Cycads are among the oldest plants on earth, often called “living fossils.” Living in almost any condition, these plants are extremely hardy. If they were tough enough to survive the conditions that ended the dinosaur dynasty, they can live through almost anything. Yet today, habitat destruction threatens the survival of these sturdy plants. Despite their toughness, many cycad collections are suffering in cultivation. Incorrect gardening habits foster this failure. Here are some tips to help your cycads not only survive, but flourish.
Many beautifully landscaped yards are helped by the use of mulch. Mulch is a wonderful tool that increases organic matter and nutrients around our plants and decreases the growth of weeds. However, mulch is a major deterrent of cycad growth. The base of the cycad is usually characterized by a nice round bud that is somewhat soft. When mulch gets too close to the base, the soft part begins to rot and spreads infection through the cycad. After a few months of heavy mulching around cycads, the newest leaves will start to wilt.
|Pups are a beautiful sign of cycad health. Pups on the parent should not be removed for maintenance since removal increases the chances of rot and decay.
Cycads learned to combat dinosaurs, but have no natural defense against rot-inducing mulch. If mulch is essential in your landscape, make sure to push it at least a foot away from the base of the cycad. After heavy rains, common during South Florida summers, check that the mulch hasn’t moved into this mulch-free zone.
Zamia integrifolia, or the Florida coontie, is growing in popularity as a landscape ornamental. The newest leaves invite the Atala caterpillar, the larvae of a native Florida butterfly, to feast. Yet, many of the coontie plants in South Florida backyards are struggling.
A common mistake made with the coontie and many other cycads is planting depth. In many gardens, the base of the cycad is buried underground, much like a ground orchid bulb. The result is severe decay; similar to what heavy mulching causes. Burying the base underground suffocates the cycad, increases chance of rot and stops the individual from producing new leaves.

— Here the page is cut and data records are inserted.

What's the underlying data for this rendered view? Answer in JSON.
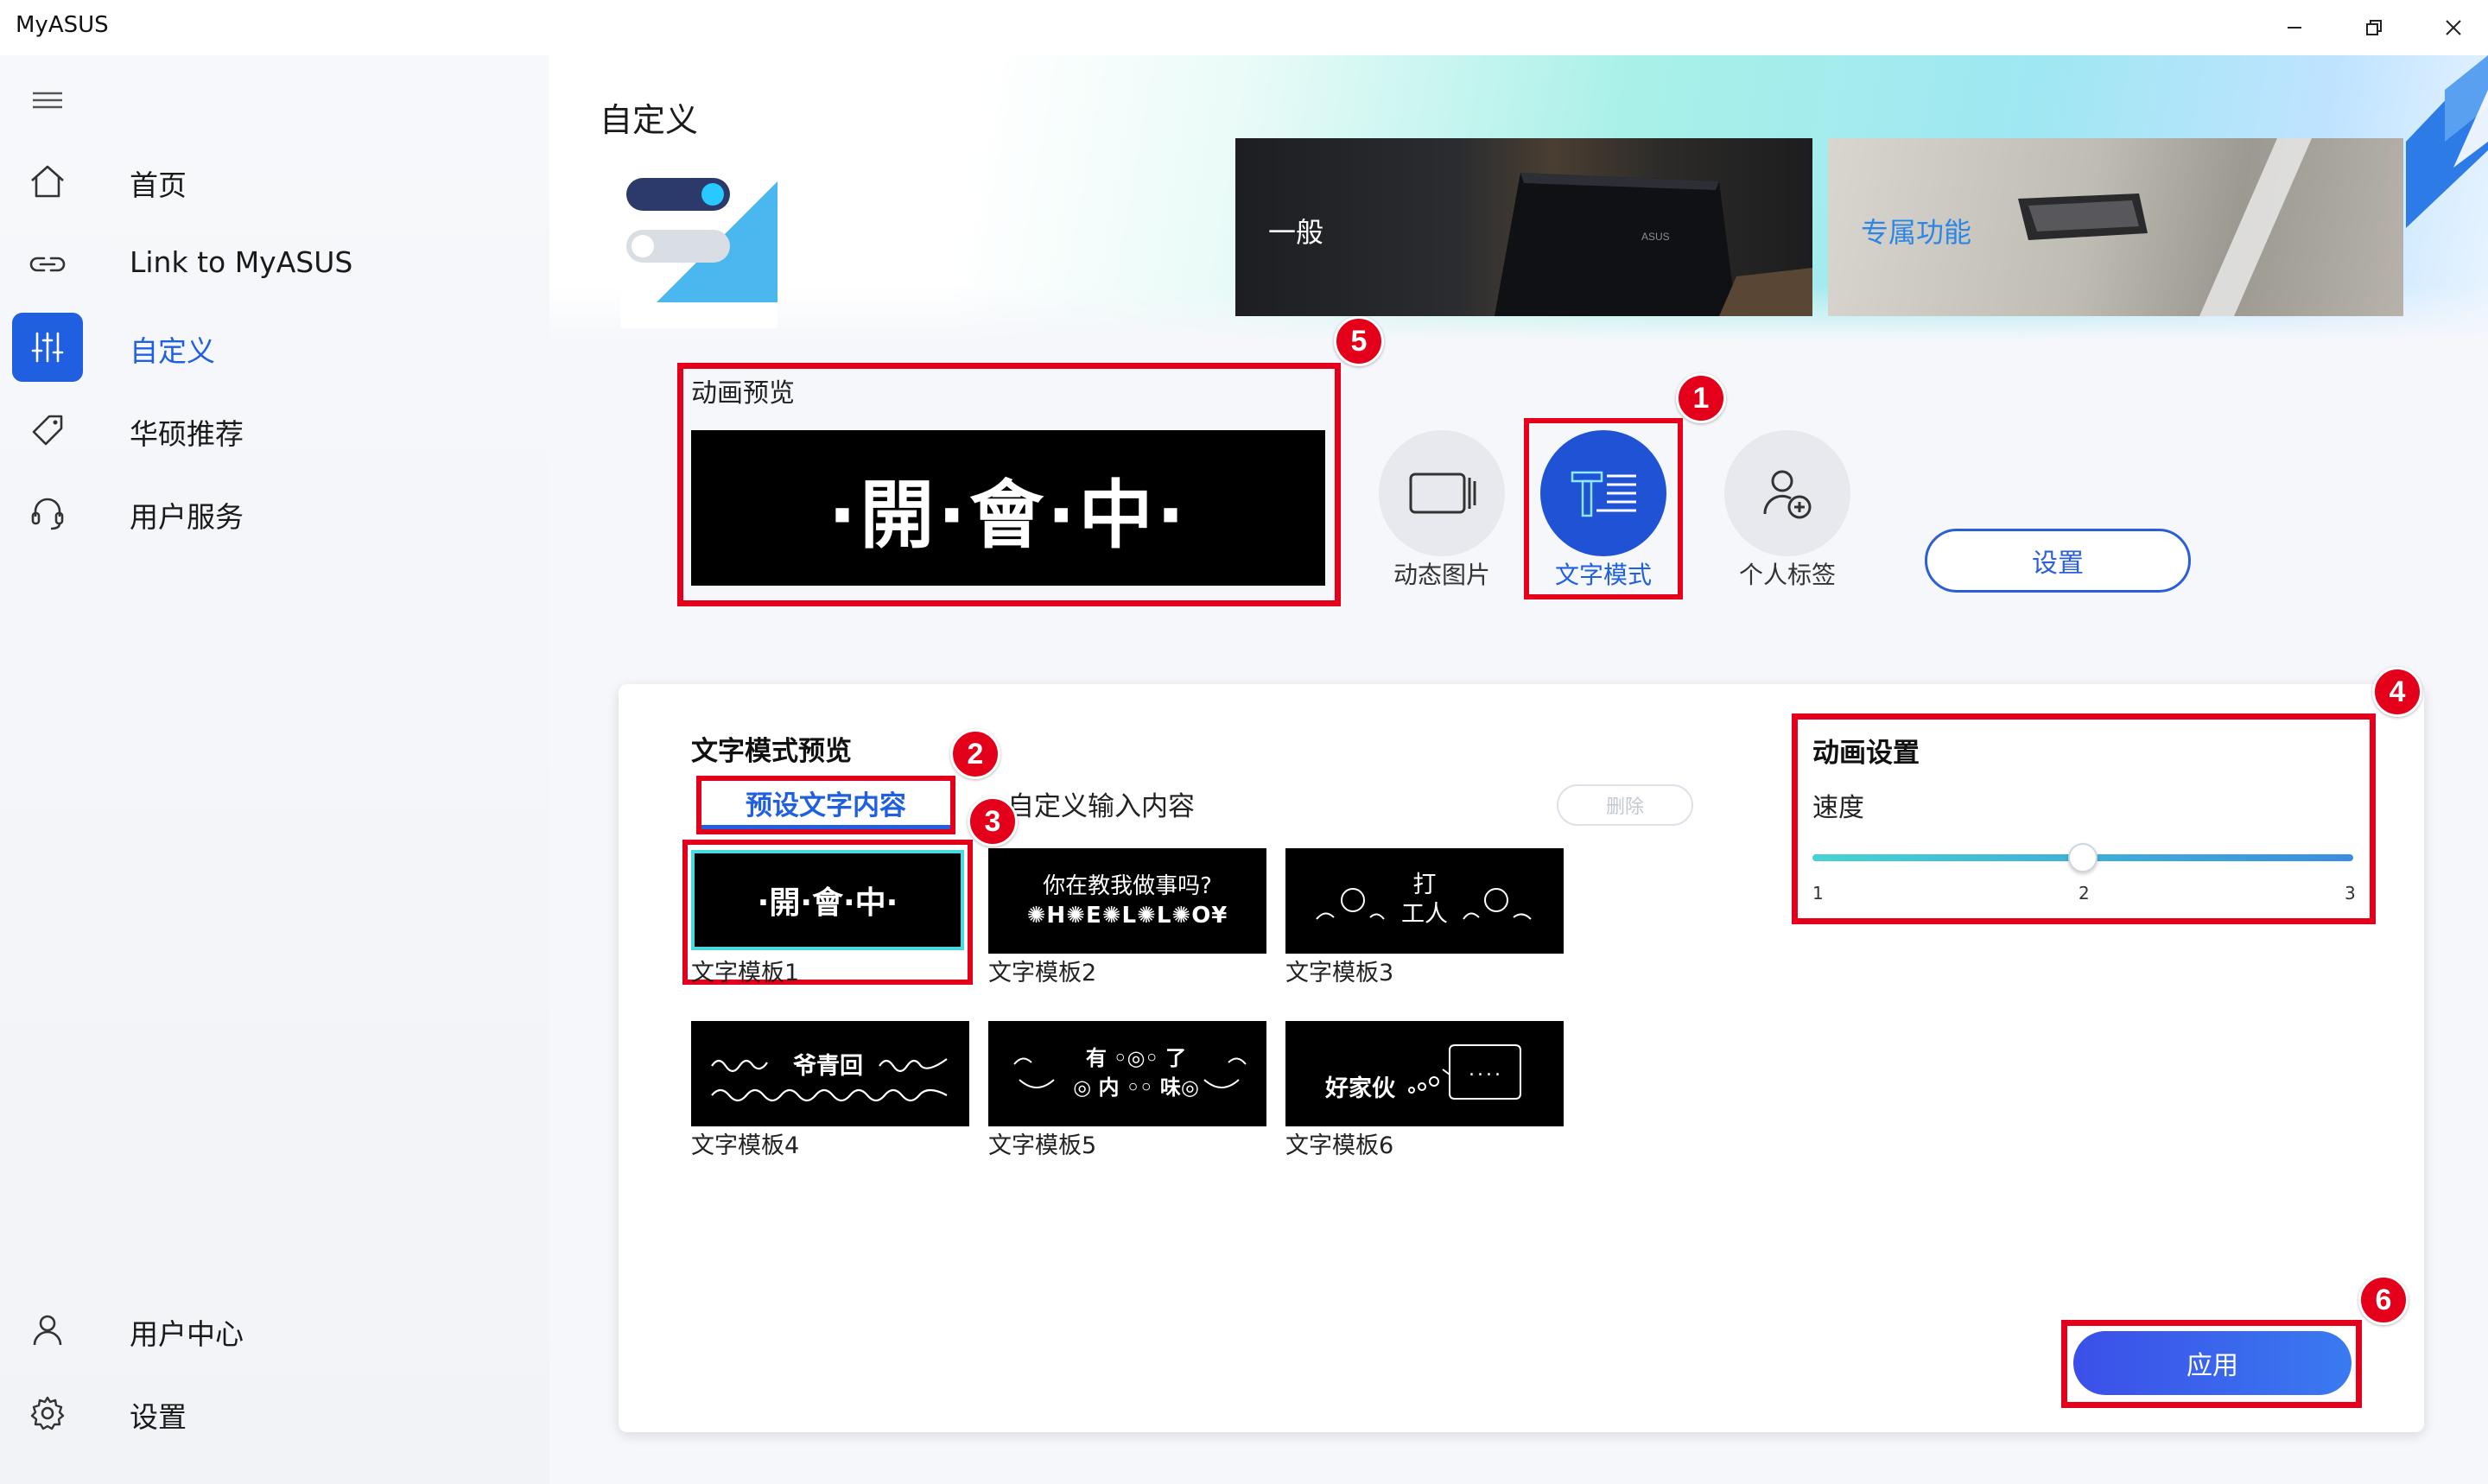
{
  "window": {
    "title": "MyASUS",
    "minimize_icon": "minimize-icon",
    "restore_icon": "restore-icon",
    "close_icon": "close-icon"
  },
  "sidebar": {
    "menu_icon": "hamburger-menu-icon",
    "items": [
      {
        "label": "首页",
        "icon": "home-icon"
      },
      {
        "label": "Link to MyASUS",
        "icon": "link-icon"
      },
      {
        "label": "自定义",
        "icon": "sliders-icon",
        "active": true
      },
      {
        "label": "华硕推荐",
        "icon": "tag-icon"
      },
      {
        "label": "用户服务",
        "icon": "headset-icon"
      }
    ],
    "bottom_items": [
      {
        "label": "用户中心",
        "icon": "user-icon"
      },
      {
        "label": "设置",
        "icon": "gear-icon"
      }
    ]
  },
  "header": {
    "page_title": "自定义",
    "banners": [
      {
        "label": "一般"
      },
      {
        "label": "专属功能"
      }
    ]
  },
  "preview": {
    "title": "动画预览",
    "text": "·開·會·中·"
  },
  "modes": [
    {
      "label": "动态图片",
      "icon": "animated-image-icon"
    },
    {
      "label": "文字模式",
      "icon": "text-mode-icon",
      "selected": true
    },
    {
      "label": "个人标签",
      "icon": "personal-tag-icon"
    }
  ],
  "settings_button": "设置",
  "text_mode": {
    "title": "文字模式预览",
    "tabs": {
      "preset": "预设文字内容",
      "custom": "自定义输入内容"
    },
    "delete_label": "删除",
    "templates": [
      {
        "label": "文字模板1",
        "content": "·開·會·中·",
        "selected": true
      },
      {
        "label": "文字模板2",
        "content_line1": "你在教我做事吗?",
        "content_line2": "✺H✺E✺L✺L✺O¥"
      },
      {
        "label": "文字模板3",
        "content_line1": "打",
        "content_line2": "工人"
      },
      {
        "label": "文字模板4",
        "content": "爷青回"
      },
      {
        "label": "文字模板5",
        "content_line1": "有 ◦◎◦ 了",
        "content_line2": "◎ 内 ◦◦ 味◎"
      },
      {
        "label": "文字模板6",
        "content": "好家伙",
        "bubble": "...."
      }
    ]
  },
  "animation_settings": {
    "title": "动画设置",
    "speed_label": "速度",
    "speed_value": 2,
    "speed_min": 1,
    "speed_max": 3,
    "ticks": [
      "1",
      "2",
      "3"
    ]
  },
  "apply_button": "应用",
  "callouts": [
    "1",
    "2",
    "3",
    "4",
    "5",
    "6"
  ],
  "colors": {
    "accent": "#1f5fe0",
    "highlight_red": "#e4001a",
    "apply_gradient_start": "#3b4fe8",
    "apply_gradient_end": "#3a7af0"
  }
}
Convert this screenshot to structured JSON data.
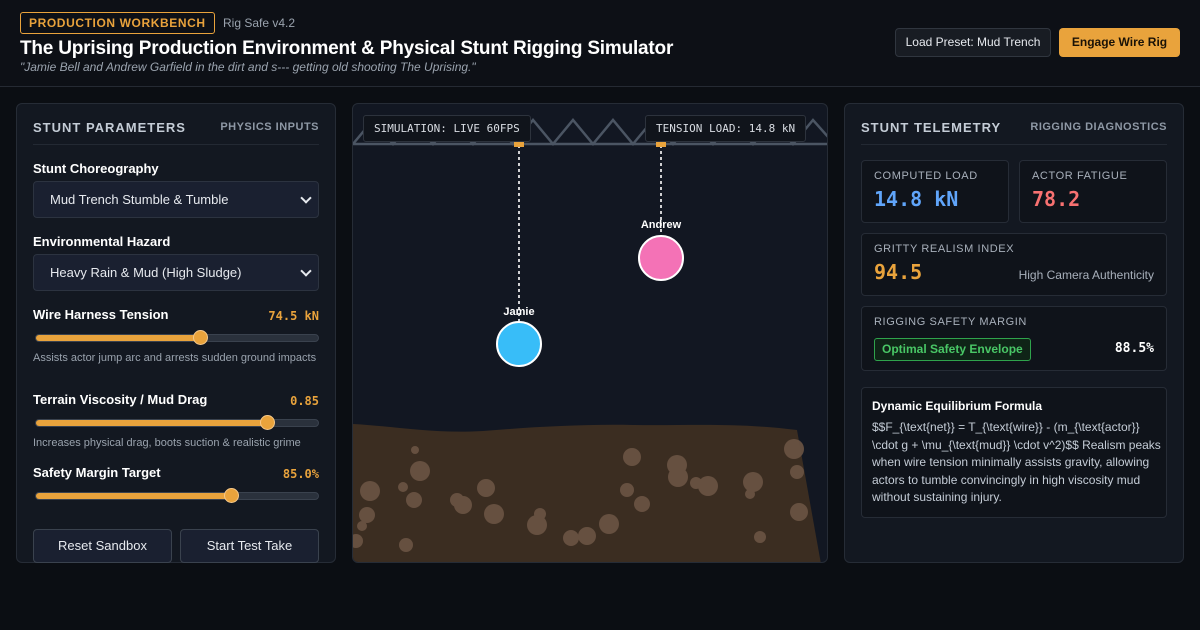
{
  "header": {
    "badge": "PRODUCTION WORKBENCH",
    "version": "Rig Safe v4.2",
    "title": "The Uprising Production Environment & Physical Stunt Rigging Simulator",
    "quote": "\"Jamie Bell and Andrew Garfield in the dirt and s--- getting old shooting The Uprising.\"",
    "preset_button": "Load Preset: Mud Trench",
    "engage_button": "Engage Wire Rig"
  },
  "params": {
    "title": "STUNT PARAMETERS",
    "subtitle": "PHYSICS INPUTS",
    "choreography_label": "Stunt Choreography",
    "choreography_value": "Mud Trench Stumble & Tumble",
    "hazard_label": "Environmental Hazard",
    "hazard_value": "Heavy Rain & Mud (High Sludge)",
    "tension_label": "Wire Harness Tension",
    "tension_value": "74.5 kN",
    "tension_fraction": 0.58,
    "tension_hint": "Assists actor jump arc and arrests sudden ground impacts",
    "viscosity_label": "Terrain Viscosity / Mud Drag",
    "viscosity_value": "0.85",
    "viscosity_fraction": 0.82,
    "viscosity_hint": "Increases physical drag, boots suction & realistic grime",
    "safety_label": "Safety Margin Target",
    "safety_value": "85.0%",
    "safety_fraction": 0.69,
    "reset_button": "Reset Sandbox",
    "test_button": "Start Test Take"
  },
  "simulation": {
    "status": "SIMULATION: LIVE 60FPS",
    "tension_load": "TENSION LOAD: 14.8 kN",
    "actor_a": "Jamie",
    "actor_b": "Andrew",
    "actor_a_color": "#38bdf8",
    "actor_b_color": "#f472b6"
  },
  "telemetry": {
    "title": "STUNT TELEMETRY",
    "subtitle": "RIGGING DIAGNOSTICS",
    "computed_load_label": "COMPUTED LOAD",
    "computed_load_value": "14.8 kN",
    "fatigue_label": "ACTOR FATIGUE",
    "fatigue_value": "78.2",
    "realism_label": "GRITTY REALISM INDEX",
    "realism_value": "94.5",
    "realism_note": "High Camera Authenticity",
    "safety_label": "RIGGING SAFETY MARGIN",
    "safety_badge": "Optimal Safety Envelope",
    "safety_value": "88.5%",
    "formula_title": "Dynamic Equilibrium Formula",
    "formula_body": "$$F_{\\text{net}} = T_{\\text{wire}} - (m_{\\text{actor}} \\cdot g + \\mu_{\\text{mud}} \\cdot v^2)$$ Realism peaks when wire tension minimally assists gravity, allowing actors to tumble convincingly in high viscosity mud without sustaining injury."
  },
  "colors": {
    "accent": "#e9a33c",
    "load_blue": "#60a5fa",
    "fatigue_red": "#f87171",
    "realism_amber": "#e9a33c",
    "safe_green": "#49c766"
  }
}
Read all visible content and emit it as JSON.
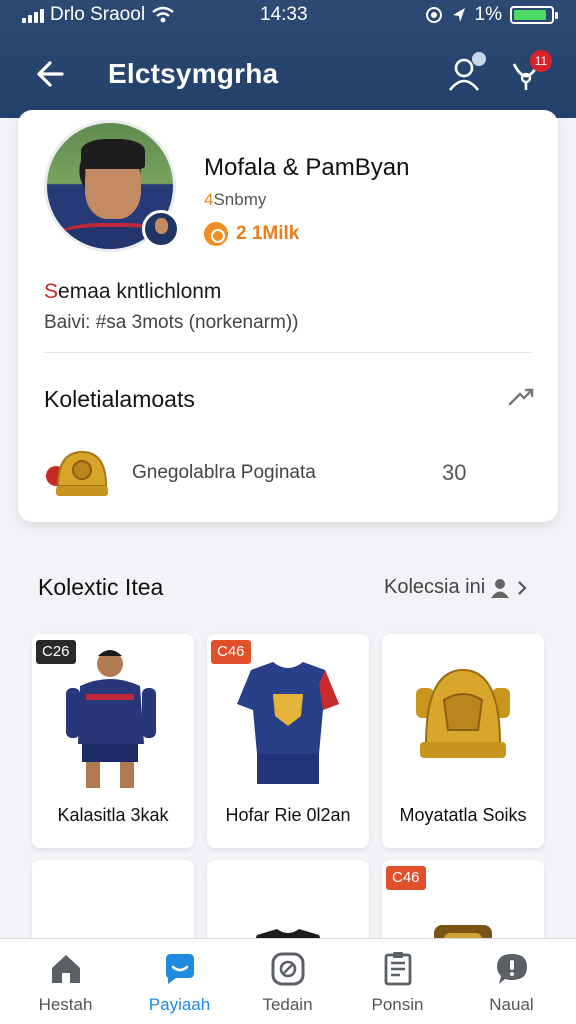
{
  "status_bar": {
    "carrier": "Drlo Sraool",
    "time": "14:33",
    "battery_percent": "1%",
    "battery_level": 0.9
  },
  "header": {
    "title": "Elctsymgrha",
    "notification_count": "11"
  },
  "profile": {
    "name": "Mofala & PamByan",
    "subtitle_number": "4",
    "subtitle_text": "Snbmy",
    "coins": "2 1Milk",
    "bio_title_first": "S",
    "bio_title_rest": "emaa kntlichlonm",
    "bio_subtitle": "Baivi: #sa 3mots (norkenarm))"
  },
  "collection_summary": {
    "title": "Koletialamoats",
    "item_label": "Gnegolablra Poginata",
    "item_count": "30"
  },
  "section": {
    "title": "Kolextic Itea",
    "link": "Kolecsia ini"
  },
  "items": [
    {
      "tag": "C26",
      "label": "Kalasitla 3kak",
      "tag_color": "#2a2a2a"
    },
    {
      "tag": "C46",
      "label": "Hofar Rie 0l2an",
      "tag_color": "#e0502b"
    },
    {
      "tag": "",
      "label": "Moyatatla Soiks",
      "tag_color": "#e0502b"
    },
    {
      "tag": "",
      "label": "",
      "tag_color": "#e0502b"
    },
    {
      "tag": "",
      "label": "",
      "tag_color": "#e0502b"
    },
    {
      "tag": "C46",
      "label": "",
      "tag_color": "#e0502b"
    }
  ],
  "bottom_nav": [
    {
      "label": "Hestah",
      "icon": "home-icon"
    },
    {
      "label": "Payiaah",
      "icon": "chat-icon"
    },
    {
      "label": "Tedain",
      "icon": "ball-icon"
    },
    {
      "label": "Ponsin",
      "icon": "document-icon"
    },
    {
      "label": "Naual",
      "icon": "message-icon"
    }
  ],
  "colors": {
    "header_bg": "#22406a",
    "accent_orange": "#ea7c1a",
    "active_nav": "#1e8ae0",
    "badge_red": "#d8232a"
  }
}
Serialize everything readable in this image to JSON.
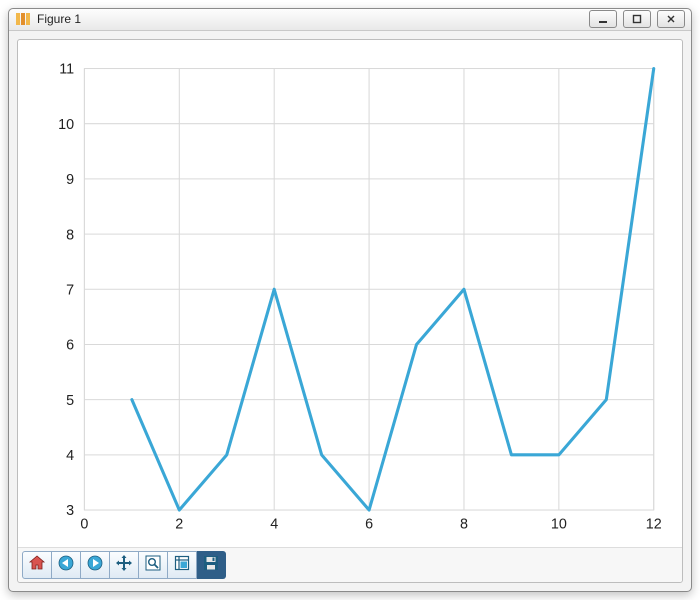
{
  "window": {
    "title": "Figure 1"
  },
  "chart_data": {
    "type": "line",
    "x": [
      1,
      2,
      3,
      4,
      5,
      6,
      7,
      8,
      9,
      10,
      11,
      12
    ],
    "y": [
      5,
      3,
      4,
      7,
      4,
      3,
      6,
      7,
      4,
      4,
      5,
      11
    ],
    "xlim": [
      0,
      12
    ],
    "ylim": [
      3,
      11
    ],
    "xticks": [
      0,
      2,
      4,
      6,
      8,
      10,
      12
    ],
    "yticks": [
      3,
      4,
      5,
      6,
      7,
      8,
      9,
      10,
      11
    ],
    "line_color": "#3aa7d6",
    "grid": true
  },
  "toolbar": {
    "items": [
      {
        "name": "home",
        "label": "Home"
      },
      {
        "name": "back",
        "label": "Back"
      },
      {
        "name": "forward",
        "label": "Forward"
      },
      {
        "name": "pan",
        "label": "Pan"
      },
      {
        "name": "zoom",
        "label": "Zoom"
      },
      {
        "name": "subplots",
        "label": "Configure subplots"
      },
      {
        "name": "save",
        "label": "Save"
      }
    ]
  }
}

For many, the reason for planting the coontie is to attract butterflies. But by burying your Zamia underground, no new leaves can form and the cycad will not lure butterflies to your backyard. Even if you are not growing the coontie, it is important for all cycads to be planted at the correct depth in order to encourage healthy growth. The correct depth is directly below the base of the cycad and above where the roots start.
|The coontie is a host for the Atala butterfly caterpillars. If planted too deep, new leaves won’t form and the caterpillar will not will not be able to get essential nutrients from the plant.
For many cycads, strength and health are measured by the ability to grow pups. This is a form of asexual reproduction in which the individual is able to grow a new center of growth off of the current base. Many people wish to keep their cycad small; in order to achieve a more manageable plant, they remove the pup. There is no reason to remove the pup from the parent in your backyard. Removal of the pup could potentially damage the cycad beyond repair, and there is a risk of losing the parent and the pup to infection, rot and disease.
If the goal is to keep the cycad manageable, try trimming back the leaves. Cycads respond very well to trimming in the fall months as long as no damage is done to the base of the individual. Cycads will continue to grow in size throughout their life so it’s essential to select a space that can handle a big plant.
The main method to maintain a healthy cycad collection is to keep your cycads dry and free of rot. Cycads survived eons of harsh conditions and now many struggle in the landscape. Help maintain our living fossils by keeping mulch away from the base, planting them at the correct depth and not removing pups from the parent. Ensure the cycads’ survival by allowing them to thrive in our yards.
Sara Edelman is the Palm and Cycad Manager at Fairchild Tropical Botanic Garden.